One thing I immediately noticed about our realtor was his habit of flinging open the front door, then waiting as if expecting someone to rush out. Also I noted his practice of leaving the door open behind us instead of shutting it as I would. Today he explained why. In the early days of the post-crash real estate market foreclosure companies would often cut the power to their distressed properties. He shared horror stories of going into these dwellings -- sometimes ten or more a day -- and the smells encountered. This bred in him a healthy caution about plunging into the unknown of an abandoned property. Many of these properties look appealing based on pictures and online descriptions. Then you open the front door. . .
Things have gotten a little better. Apparently banks are now required to keep the power on and maintain at least a minimal amount of air conditioning. Still, it dawned on me today as we looked at one such house that foreclosure has a smell. It's the smell of decay. And it's not pleasant. Once our search for new lodgings is at an end -- and frankly I have no idea what our "end" will look like -- I should write a memoir of my tour of the underbelly of the Palm Beach County housing market. I'm thinking of calling it "The Scent of Foreclosure".
Amid the sights and smells I wonder about the people that used to inhabit these once liveable spaces. It's like being at the aftermath of a car accident, or crime scene, except the protagonists are long gone.
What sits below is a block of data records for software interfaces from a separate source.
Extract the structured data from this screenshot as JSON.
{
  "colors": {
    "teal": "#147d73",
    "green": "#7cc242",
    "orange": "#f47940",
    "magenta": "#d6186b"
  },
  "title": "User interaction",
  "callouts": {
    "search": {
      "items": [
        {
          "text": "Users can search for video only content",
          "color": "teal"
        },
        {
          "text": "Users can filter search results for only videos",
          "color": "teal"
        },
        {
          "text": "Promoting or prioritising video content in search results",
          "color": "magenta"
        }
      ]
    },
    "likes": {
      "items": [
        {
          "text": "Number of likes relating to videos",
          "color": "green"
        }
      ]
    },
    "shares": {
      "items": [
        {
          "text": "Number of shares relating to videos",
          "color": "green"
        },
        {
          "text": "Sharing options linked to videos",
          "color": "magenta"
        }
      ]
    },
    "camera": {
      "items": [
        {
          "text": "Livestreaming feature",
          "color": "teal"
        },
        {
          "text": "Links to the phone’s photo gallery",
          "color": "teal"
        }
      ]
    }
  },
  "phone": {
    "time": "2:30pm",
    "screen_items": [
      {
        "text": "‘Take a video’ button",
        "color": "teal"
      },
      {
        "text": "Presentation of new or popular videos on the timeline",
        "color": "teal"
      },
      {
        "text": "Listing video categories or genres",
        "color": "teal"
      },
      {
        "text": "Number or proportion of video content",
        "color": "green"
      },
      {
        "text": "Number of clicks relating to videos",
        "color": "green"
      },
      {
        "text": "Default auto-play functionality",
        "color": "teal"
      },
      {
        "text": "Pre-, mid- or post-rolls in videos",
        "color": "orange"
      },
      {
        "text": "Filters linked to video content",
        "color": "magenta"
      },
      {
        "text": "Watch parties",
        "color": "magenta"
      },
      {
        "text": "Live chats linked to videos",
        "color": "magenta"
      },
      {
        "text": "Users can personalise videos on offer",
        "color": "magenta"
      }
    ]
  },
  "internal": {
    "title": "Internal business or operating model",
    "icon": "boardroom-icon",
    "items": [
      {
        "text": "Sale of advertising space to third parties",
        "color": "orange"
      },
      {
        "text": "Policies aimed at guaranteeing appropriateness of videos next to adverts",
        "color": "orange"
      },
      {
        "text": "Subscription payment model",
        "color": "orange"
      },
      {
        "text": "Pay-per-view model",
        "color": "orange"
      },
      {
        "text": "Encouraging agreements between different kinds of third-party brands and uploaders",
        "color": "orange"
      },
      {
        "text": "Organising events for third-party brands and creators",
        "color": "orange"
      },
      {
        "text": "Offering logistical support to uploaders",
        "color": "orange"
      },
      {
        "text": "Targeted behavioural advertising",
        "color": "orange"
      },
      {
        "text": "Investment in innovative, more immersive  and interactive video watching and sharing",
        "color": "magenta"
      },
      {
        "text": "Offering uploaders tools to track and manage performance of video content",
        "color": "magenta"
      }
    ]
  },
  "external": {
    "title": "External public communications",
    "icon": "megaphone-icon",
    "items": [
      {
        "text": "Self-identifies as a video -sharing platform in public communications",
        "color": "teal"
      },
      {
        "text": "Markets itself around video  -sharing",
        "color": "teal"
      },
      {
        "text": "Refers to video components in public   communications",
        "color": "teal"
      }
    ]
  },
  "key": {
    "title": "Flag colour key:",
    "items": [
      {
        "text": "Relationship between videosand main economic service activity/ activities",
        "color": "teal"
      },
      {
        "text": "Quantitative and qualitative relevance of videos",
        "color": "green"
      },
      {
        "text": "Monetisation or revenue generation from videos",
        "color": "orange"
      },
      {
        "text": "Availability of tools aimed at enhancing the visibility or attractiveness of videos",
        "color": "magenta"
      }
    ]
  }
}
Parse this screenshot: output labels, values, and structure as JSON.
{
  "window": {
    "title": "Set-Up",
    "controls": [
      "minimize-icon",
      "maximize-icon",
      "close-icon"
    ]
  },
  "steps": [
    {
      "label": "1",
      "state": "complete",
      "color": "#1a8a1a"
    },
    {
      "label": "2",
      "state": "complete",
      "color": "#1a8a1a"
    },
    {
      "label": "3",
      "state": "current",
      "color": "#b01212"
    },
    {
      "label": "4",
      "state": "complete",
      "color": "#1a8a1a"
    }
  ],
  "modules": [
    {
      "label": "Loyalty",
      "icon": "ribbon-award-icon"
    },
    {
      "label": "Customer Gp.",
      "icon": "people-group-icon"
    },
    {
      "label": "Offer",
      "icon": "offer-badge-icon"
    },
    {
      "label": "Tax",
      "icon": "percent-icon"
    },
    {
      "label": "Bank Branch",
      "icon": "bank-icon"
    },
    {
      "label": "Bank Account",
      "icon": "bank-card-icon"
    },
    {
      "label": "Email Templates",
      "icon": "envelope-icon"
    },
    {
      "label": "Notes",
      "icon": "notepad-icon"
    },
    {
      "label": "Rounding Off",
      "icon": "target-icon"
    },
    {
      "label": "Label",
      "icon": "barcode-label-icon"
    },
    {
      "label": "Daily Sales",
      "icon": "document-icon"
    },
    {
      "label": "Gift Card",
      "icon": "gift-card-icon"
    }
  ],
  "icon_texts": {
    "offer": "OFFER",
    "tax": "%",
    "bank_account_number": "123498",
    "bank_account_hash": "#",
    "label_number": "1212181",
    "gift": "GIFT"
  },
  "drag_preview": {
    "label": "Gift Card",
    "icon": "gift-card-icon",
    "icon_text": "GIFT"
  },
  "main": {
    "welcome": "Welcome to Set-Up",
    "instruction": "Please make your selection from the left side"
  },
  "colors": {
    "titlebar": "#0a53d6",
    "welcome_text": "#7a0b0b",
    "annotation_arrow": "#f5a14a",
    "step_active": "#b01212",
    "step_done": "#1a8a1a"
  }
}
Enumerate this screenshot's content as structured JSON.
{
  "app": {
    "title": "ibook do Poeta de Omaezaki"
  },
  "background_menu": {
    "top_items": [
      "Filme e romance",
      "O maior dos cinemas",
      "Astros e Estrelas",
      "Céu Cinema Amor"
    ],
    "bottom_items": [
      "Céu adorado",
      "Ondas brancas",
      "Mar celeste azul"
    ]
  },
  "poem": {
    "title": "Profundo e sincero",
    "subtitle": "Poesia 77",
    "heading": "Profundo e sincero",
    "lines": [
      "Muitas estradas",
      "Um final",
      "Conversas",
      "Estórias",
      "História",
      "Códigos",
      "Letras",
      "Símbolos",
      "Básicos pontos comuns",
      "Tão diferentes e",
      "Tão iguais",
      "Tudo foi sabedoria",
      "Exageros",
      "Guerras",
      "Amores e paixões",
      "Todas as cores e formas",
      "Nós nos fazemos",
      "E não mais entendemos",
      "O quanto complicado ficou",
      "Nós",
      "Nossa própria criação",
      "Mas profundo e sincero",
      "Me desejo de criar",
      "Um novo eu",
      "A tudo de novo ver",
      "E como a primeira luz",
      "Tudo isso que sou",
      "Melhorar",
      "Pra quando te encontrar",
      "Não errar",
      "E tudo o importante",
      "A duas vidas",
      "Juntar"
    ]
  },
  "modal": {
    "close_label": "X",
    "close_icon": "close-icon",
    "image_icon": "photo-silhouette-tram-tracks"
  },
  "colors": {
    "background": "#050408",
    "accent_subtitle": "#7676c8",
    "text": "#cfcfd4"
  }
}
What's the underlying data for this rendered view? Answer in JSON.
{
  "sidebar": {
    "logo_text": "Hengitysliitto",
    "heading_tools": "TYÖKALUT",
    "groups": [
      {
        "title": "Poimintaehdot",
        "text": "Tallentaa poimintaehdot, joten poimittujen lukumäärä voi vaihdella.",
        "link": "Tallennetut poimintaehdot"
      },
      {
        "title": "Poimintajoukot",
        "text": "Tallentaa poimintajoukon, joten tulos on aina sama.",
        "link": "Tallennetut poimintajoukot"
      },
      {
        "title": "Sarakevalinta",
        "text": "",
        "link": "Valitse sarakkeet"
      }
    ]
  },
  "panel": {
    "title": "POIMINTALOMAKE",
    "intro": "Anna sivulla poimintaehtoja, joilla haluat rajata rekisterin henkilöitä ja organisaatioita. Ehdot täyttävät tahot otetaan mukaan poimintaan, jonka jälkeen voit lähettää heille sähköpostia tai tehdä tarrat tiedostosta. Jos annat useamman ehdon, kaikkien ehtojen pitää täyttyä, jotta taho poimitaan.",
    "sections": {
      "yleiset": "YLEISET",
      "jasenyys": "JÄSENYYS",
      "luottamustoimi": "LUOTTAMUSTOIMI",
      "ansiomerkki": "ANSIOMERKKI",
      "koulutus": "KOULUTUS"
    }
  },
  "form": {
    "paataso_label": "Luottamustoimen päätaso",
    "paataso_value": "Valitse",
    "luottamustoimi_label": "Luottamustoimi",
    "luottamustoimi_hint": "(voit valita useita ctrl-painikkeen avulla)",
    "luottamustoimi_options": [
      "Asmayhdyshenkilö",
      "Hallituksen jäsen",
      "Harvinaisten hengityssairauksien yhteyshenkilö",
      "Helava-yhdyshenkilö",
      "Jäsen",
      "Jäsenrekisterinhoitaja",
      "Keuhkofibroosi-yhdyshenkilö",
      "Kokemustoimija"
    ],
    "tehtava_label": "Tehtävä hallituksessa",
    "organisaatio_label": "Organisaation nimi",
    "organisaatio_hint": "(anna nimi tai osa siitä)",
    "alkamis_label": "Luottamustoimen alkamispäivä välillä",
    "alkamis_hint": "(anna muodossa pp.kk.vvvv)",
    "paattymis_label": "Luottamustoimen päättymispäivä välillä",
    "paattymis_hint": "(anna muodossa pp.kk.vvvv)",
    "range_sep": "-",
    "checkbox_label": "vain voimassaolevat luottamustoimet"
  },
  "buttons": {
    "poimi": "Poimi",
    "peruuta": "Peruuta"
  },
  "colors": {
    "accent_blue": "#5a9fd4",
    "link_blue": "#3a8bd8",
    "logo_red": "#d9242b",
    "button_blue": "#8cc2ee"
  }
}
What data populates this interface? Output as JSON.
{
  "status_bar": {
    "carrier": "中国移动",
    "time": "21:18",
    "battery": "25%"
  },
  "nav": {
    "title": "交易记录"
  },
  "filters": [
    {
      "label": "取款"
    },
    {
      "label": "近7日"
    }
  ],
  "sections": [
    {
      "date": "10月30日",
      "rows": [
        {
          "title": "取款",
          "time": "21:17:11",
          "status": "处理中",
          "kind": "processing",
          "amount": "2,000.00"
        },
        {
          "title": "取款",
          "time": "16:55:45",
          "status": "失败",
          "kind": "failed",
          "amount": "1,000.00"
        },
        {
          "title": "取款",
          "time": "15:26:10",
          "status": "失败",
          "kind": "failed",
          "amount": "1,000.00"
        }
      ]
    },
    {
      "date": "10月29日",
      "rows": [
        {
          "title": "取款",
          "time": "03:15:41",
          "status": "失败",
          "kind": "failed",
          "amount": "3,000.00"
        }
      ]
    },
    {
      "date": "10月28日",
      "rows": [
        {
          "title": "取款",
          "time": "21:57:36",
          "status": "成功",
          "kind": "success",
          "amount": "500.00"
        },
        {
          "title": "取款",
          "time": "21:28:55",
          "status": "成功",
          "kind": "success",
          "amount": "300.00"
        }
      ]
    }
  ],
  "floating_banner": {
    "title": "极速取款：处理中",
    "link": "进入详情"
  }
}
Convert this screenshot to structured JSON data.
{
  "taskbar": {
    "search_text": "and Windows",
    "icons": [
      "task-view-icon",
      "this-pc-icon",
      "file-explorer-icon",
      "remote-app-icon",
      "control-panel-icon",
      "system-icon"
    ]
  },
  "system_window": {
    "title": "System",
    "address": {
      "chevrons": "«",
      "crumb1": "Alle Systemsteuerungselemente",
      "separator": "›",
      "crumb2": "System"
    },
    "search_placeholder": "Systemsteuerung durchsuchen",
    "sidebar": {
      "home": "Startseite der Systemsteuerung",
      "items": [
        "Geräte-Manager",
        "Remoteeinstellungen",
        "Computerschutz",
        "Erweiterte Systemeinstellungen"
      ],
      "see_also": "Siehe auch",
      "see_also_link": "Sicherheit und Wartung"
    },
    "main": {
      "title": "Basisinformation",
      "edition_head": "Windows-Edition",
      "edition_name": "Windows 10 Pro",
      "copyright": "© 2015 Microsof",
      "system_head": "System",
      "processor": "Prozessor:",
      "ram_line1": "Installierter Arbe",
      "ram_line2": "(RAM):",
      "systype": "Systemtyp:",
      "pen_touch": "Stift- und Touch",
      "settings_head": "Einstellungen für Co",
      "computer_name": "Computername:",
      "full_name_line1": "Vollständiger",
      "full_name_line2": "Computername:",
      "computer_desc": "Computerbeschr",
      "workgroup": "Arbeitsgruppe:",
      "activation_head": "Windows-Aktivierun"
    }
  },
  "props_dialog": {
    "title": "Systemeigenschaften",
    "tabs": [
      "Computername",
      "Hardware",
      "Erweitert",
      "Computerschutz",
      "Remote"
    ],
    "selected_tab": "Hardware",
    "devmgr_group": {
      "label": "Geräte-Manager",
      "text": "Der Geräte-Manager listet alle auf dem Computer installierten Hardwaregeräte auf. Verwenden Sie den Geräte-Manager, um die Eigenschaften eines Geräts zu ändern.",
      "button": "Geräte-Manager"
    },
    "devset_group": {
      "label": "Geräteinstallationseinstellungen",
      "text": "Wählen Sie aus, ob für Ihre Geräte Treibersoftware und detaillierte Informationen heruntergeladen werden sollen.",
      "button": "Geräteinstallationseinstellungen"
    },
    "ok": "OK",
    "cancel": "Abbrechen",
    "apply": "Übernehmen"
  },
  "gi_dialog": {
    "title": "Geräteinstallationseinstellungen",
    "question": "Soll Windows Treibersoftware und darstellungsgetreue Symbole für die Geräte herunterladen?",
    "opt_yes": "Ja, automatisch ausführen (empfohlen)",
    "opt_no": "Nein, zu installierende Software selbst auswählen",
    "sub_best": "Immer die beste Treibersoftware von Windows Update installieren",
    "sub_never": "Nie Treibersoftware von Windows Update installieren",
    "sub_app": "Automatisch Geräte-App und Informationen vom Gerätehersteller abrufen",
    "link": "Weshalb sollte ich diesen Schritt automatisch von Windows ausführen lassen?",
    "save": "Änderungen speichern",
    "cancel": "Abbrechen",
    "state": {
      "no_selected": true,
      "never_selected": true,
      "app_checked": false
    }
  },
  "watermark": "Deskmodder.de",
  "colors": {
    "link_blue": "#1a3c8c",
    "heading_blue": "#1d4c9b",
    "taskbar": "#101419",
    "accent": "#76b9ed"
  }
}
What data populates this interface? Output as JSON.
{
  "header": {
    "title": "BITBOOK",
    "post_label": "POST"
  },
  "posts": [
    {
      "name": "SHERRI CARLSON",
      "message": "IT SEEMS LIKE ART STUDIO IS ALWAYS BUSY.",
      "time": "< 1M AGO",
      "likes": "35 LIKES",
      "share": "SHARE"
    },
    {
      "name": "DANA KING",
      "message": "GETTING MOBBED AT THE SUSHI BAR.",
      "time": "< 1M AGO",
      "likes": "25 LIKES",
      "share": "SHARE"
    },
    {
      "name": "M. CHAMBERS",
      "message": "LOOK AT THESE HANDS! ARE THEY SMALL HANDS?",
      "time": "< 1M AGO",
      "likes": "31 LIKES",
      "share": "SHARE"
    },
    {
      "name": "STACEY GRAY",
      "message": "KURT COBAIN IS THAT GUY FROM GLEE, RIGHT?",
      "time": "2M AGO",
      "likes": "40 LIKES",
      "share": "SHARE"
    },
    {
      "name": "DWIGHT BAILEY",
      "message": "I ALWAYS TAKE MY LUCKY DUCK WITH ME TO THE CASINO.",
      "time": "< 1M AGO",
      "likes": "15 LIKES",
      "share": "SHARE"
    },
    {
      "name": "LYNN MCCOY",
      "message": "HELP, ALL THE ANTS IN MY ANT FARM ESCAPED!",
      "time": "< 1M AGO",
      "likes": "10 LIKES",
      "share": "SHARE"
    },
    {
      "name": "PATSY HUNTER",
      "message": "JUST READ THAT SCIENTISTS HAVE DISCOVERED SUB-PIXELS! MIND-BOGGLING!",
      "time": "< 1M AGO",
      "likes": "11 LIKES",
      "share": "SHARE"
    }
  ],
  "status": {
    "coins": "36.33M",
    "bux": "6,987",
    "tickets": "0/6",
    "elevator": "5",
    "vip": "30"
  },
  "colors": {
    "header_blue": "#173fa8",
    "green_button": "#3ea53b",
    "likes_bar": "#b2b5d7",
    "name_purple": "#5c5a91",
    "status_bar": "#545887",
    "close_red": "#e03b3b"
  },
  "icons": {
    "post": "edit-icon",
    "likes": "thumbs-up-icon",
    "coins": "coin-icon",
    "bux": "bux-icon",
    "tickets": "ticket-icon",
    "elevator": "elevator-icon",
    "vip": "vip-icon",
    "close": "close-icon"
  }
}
What is the story behind this.
If only walls could talk.
Surely many houses shall be desolate, large and beautiful houses, without inhabitant.
Will these desolate houses each find their redeemer? I hope so.